==== Dataset ====
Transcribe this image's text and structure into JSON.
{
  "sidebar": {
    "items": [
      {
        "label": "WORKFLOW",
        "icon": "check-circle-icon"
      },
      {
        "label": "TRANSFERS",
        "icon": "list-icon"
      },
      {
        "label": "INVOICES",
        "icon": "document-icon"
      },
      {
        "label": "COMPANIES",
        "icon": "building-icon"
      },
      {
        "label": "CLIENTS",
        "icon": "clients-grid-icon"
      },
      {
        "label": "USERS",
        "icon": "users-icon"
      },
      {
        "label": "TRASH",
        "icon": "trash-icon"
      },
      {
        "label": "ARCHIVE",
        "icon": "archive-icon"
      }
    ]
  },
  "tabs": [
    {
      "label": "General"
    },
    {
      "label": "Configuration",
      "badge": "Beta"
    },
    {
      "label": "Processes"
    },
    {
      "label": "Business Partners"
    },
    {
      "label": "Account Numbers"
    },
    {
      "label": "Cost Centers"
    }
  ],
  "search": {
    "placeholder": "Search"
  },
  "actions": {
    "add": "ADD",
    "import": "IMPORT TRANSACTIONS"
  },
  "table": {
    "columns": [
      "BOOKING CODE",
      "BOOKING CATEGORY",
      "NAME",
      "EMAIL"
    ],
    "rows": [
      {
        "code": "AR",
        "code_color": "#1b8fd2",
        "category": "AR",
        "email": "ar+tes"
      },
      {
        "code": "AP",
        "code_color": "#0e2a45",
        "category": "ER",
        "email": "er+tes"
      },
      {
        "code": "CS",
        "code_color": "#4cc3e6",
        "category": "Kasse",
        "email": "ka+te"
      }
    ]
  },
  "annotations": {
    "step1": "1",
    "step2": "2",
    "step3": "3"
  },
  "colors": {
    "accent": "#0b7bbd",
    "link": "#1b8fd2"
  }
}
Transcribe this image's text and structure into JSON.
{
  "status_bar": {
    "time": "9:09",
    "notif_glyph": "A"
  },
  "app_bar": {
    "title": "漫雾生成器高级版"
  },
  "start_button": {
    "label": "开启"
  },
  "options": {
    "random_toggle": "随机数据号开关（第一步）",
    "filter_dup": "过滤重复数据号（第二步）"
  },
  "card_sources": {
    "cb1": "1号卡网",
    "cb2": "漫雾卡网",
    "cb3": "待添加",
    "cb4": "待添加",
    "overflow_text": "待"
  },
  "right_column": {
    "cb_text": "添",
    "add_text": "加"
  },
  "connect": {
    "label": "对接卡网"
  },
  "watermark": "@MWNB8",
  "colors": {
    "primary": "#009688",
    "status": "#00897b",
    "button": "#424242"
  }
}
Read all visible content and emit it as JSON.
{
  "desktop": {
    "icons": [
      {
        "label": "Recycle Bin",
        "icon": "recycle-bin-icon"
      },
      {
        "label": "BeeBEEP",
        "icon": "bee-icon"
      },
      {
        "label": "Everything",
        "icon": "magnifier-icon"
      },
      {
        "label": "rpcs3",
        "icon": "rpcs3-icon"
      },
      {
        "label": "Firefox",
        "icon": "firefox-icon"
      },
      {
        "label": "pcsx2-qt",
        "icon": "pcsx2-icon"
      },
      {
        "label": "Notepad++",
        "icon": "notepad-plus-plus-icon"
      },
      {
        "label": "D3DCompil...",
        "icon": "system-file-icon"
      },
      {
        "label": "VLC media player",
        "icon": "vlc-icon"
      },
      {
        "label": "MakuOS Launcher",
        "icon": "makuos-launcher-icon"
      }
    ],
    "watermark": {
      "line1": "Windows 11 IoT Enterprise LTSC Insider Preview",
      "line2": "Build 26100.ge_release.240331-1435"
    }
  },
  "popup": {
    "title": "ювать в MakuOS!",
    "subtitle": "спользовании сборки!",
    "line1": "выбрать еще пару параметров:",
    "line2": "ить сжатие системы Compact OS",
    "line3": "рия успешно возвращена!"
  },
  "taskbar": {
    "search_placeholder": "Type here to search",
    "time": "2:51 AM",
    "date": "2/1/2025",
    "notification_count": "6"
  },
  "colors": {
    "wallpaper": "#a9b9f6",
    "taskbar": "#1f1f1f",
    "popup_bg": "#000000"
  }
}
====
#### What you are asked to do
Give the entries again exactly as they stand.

#### Response to the task
Transcribe this image's text and structure into JSON.
{
  "sidebar": {
    "items": [
      {
        "label": "WORKFLOW",
        "icon": "check-circle-icon"
      },
      {
        "label": "TRANSFERS",
        "icon": "list-icon"
      },
      {
        "label": "INVOICES",
        "icon": "document-icon"
      },
      {
        "label": "COMPANIES",
        "icon": "building-icon"
      },
      {
        "label": "CLIENTS",
        "icon": "clients-grid-icon"
      },
      {
        "label": "USERS",
        "icon": "users-icon"
      },
      {
        "label": "TRASH",
        "icon": "trash-icon"
      },
      {
        "label": "ARCHIVE",
        "icon": "archive-icon"
      }
    ]
  },
  "tabs": [
    {
      "label": "General"
    },
    {
      "label": "Configuration",
      "badge": "Beta"
    },
    {
      "label": "Processes"
    },
    {
      "label": "Business Partners"
    },
    {
      "label": "Account Numbers"
    },
    {
      "label": "Cost Centers"
    }
  ],
  "search": {
    "placeholder": "Search"
  },
  "actions": {
    "add": "ADD",
    "import": "IMPORT TRANSACTIONS"
  },
  "table": {
    "columns": [
      "BOOKING CODE",
      "BOOKING CATEGORY",
      "NAME",
      "EMAIL"
    ],
    "rows": [
      {
        "code": "AR",
        "code_color": "#1b8fd2",
        "category": "AR",
        "email": "ar+tes"
      },
      {
        "code": "AP",
        "code_color": "#0e2a45",
        "category": "ER",
        "email": "er+tes"
      },
      {
        "code": "CS",
        "code_color": "#4cc3e6",
        "category": "Kasse",
        "email": "ka+te"
      }
    ]
  },
  "annotations": {
    "step1": "1",
    "step2": "2",
    "step3": "3"
  },
  "colors": {
    "accent": "#0b7bbd",
    "link": "#1b8fd2"
  }
}
Transcribe this image's text and structure into JSON.
{
  "status_bar": {
    "time": "9:09",
    "notif_glyph": "A"
  },
  "app_bar": {
    "title": "漫雾生成器高级版"
  },
  "start_button": {
    "label": "开启"
  },
  "options": {
    "random_toggle": "随机数据号开关（第一步）",
    "filter_dup": "过滤重复数据号（第二步）"
  },
  "card_sources": {
    "cb1": "1号卡网",
    "cb2": "漫雾卡网",
    "cb3": "待添加",
    "cb4": "待添加",
    "overflow_text": "待"
  },
  "right_column": {
    "cb_text": "添",
    "add_text": "加"
  },
  "connect": {
    "label": "对接卡网"
  },
  "watermark": "@MWNB8",
  "colors": {
    "primary": "#009688",
    "status": "#00897b",
    "button": "#424242"
  }
}
Read all visible content and emit it as JSON.
{
  "desktop": {
    "icons": [
      {
        "label": "Recycle Bin",
        "icon": "recycle-bin-icon"
      },
      {
        "label": "BeeBEEP",
        "icon": "bee-icon"
      },
      {
        "label": "Everything",
        "icon": "magnifier-icon"
      },
      {
        "label": "rpcs3",
        "icon": "rpcs3-icon"
      },
      {
        "label": "Firefox",
        "icon": "firefox-icon"
      },
      {
        "label": "pcsx2-qt",
        "icon": "pcsx2-icon"
      },
      {
        "label": "Notepad++",
        "icon": "notepad-plus-plus-icon"
      },
      {
        "label": "D3DCompil...",
        "icon": "system-file-icon"
      },
      {
        "label": "VLC media player",
        "icon": "vlc-icon"
      },
      {
        "label": "MakuOS Launcher",
        "icon": "makuos-launcher-icon"
      }
    ],
    "watermark": {
      "line1": "Windows 11 IoT Enterprise LTSC Insider Preview",
      "line2": "Build 26100.ge_release.240331-1435"
    }
  },
  "popup": {
    "title": "ювать в MakuOS!",
    "subtitle": "спользовании сборки!",
    "line1": "выбрать еще пару параметров:",
    "line2": "ить сжатие системы Compact OS",
    "line3": "рия успешно возвращена!"
  },
  "taskbar": {
    "search_placeholder": "Type here to search",
    "time": "2:51 AM",
    "date": "2/1/2025",
    "notification_count": "6"
  },
  "colors": {
    "wallpaper": "#a9b9f6",
    "taskbar": "#1f1f1f",
    "popup_bg": "#000000"
  }
}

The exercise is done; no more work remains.